Previous View
APSnet Home
Phytopathology Home


Biochemistry and Cell Biology

Histology of the Pathogenesis of Mycosphaerella graminicola in Wheat. Gert H. J. Kema, DLO-Research Institute for Plant Protection (IPO-DLO), P.O. Box 9060, 6700 GW Wageningen, Netherlands; DaZhao Yu(2), Frits H. J. Rijkenberg(3), Michael W. Shaw(4), and Robert P. Baayen(5). (2)(5)DLO-Research Institute for Plant Protection (IPO-DLO), P.O. Box 9060, 6700 GW Wageningen, Netherlands, Current address: Institute for Plant Protection, Hubei Academy of Agricultural Sciences, Wuhan, Hubei 430064, People’s Republic of China; (3)Department of Microbiology and Plant Pathology, University of Natal, P.O. Box 375, Pietermaritzburg 3200, Republic of South Africa; (4)Department of Agricultural Botany, University of Reading, Building 2, Earley Gate, Whiteknights, Reading RG6 2AU, England; Phytopathology 86:777-786. Accepted for publication 18 April 1996. Copyright 1996 The American Phytopathological Society. DOI: 10.1094/Phyto-86-777.

Cellular aspects of the pathogenesis of Mycosphaerella graminicola in a susceptible and resistant wheat cultivar were studied by light microscopy and scanning and transmission electron microscopy. Experiments were designed as time-sequence studies in two replications with sampling dates at 12-, 24-, and 48-h postinoculation (hpi), and 4-, 8-, 10-, 12-, 14-, and 16-days postinoculation (dpi). A separate experiment was performed to quantify the mycelial biomass in cultivars Shafir and Kavkaz/K4500 1.6.a.4 at the aforementioned intervals using a double antibody sandwich enzyme-linked immunosorbent assay (ELISA) for M. graminicola. The germination frequency of M. graminicola conidia was high in both compatible and incompatible interactions, but the infection frequency was low. Infection was strictly stomatal, but appeared to be a random process since many germ tubes crossed stomata without penetrating them. Some germ tubes formed branched structures close to or on top of stomata. These structures were small compared with the size of stomata, were formed irregularly, and were not significantly correlated with successful penetrations of the host. Multiple penetrations of stomata occurred regularly. Hyphae of M. graminicola were already observed in the substomatal cavities at 12 hpi and, at 48 hpi, hyphae had reached the nearest mesophyll cells. In the compatible response, colonization was fairly limited until 8 dpi. Hyphae grew intercellularly and in close contact with the mesophyll cells. During the 10- to 12-dpi interval, extensive host cell death occurred, which induced further colonization and, eventually, pycnidium formation in substomatal cavities. Initial and further colonization had marked effects on the number and size of the chloroplasts in the compatible interaction. Nevertheless, leaves remained green until approximately 10 dpi. The resistance response was primarily characterized by very limited colonization, mostly in the vicinity of the substomatal cavity. Quantification of the mycelial mass with ELISA revealed similar mycelial quantities in cultivars Shafir and Kavkaz/K4500 1.6.a.4 until 8 dpi. After 8 days, the mycelial quantity developed exponentially in ‘Shafir,’ but did not significantly increase in ‘Kavkaz/K4500 1.6.a.4.’
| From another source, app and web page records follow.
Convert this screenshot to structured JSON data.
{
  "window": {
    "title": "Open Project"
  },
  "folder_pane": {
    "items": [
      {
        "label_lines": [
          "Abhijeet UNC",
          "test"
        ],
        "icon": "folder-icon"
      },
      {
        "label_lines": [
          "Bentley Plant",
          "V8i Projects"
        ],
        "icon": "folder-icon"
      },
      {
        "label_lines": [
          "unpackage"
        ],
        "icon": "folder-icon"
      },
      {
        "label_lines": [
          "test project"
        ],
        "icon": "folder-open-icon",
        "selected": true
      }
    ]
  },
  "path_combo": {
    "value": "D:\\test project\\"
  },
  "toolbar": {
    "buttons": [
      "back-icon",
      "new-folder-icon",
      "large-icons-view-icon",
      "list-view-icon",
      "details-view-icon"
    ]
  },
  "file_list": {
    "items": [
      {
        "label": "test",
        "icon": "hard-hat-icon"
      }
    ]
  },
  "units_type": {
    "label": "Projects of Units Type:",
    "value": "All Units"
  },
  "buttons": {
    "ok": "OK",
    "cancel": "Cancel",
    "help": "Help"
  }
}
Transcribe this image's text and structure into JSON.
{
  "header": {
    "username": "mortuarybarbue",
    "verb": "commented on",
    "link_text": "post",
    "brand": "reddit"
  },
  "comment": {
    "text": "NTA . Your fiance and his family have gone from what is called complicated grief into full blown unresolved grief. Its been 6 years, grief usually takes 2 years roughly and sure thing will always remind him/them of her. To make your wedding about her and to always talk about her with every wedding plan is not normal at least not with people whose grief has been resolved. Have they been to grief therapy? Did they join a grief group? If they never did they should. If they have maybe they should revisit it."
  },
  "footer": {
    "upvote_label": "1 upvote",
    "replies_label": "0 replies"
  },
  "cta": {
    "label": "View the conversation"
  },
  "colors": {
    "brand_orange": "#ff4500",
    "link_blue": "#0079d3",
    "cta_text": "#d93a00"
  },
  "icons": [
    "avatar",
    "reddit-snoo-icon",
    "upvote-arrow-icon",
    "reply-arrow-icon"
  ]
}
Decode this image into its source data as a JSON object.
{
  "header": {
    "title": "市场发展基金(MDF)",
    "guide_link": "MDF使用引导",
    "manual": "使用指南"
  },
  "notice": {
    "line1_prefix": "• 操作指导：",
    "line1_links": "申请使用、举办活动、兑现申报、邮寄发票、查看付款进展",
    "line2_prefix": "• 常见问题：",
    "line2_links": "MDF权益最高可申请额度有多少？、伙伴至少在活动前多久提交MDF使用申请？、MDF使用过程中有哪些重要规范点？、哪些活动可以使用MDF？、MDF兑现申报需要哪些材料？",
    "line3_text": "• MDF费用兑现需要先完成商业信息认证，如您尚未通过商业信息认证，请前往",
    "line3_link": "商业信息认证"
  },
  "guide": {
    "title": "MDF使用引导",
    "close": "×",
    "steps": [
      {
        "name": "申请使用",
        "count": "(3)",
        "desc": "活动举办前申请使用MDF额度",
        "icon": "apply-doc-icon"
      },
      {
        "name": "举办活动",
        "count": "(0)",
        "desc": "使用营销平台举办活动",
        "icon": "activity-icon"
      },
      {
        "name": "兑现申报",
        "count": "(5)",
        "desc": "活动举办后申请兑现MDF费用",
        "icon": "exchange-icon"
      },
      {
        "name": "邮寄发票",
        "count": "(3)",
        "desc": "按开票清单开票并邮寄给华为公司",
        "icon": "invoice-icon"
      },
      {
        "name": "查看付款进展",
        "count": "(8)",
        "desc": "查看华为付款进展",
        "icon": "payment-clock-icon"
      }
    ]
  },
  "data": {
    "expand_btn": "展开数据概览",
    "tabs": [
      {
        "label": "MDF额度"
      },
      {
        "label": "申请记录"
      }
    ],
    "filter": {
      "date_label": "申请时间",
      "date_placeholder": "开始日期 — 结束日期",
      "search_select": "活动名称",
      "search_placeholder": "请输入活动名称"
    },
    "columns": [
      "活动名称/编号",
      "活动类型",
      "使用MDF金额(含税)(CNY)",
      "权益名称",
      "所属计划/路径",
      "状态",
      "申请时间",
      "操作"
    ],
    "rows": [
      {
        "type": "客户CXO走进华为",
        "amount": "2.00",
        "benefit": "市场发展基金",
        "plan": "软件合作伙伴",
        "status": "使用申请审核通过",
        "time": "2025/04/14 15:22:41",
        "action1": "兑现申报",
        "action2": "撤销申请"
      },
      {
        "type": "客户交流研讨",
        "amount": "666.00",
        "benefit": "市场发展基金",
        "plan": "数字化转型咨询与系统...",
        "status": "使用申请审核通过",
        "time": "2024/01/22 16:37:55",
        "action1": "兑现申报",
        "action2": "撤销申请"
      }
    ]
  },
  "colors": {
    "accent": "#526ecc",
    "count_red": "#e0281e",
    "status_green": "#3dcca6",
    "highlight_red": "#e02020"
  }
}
Additional keywords: compatibility, incompatibility, intercellular growth, Septoria tritici, toxins.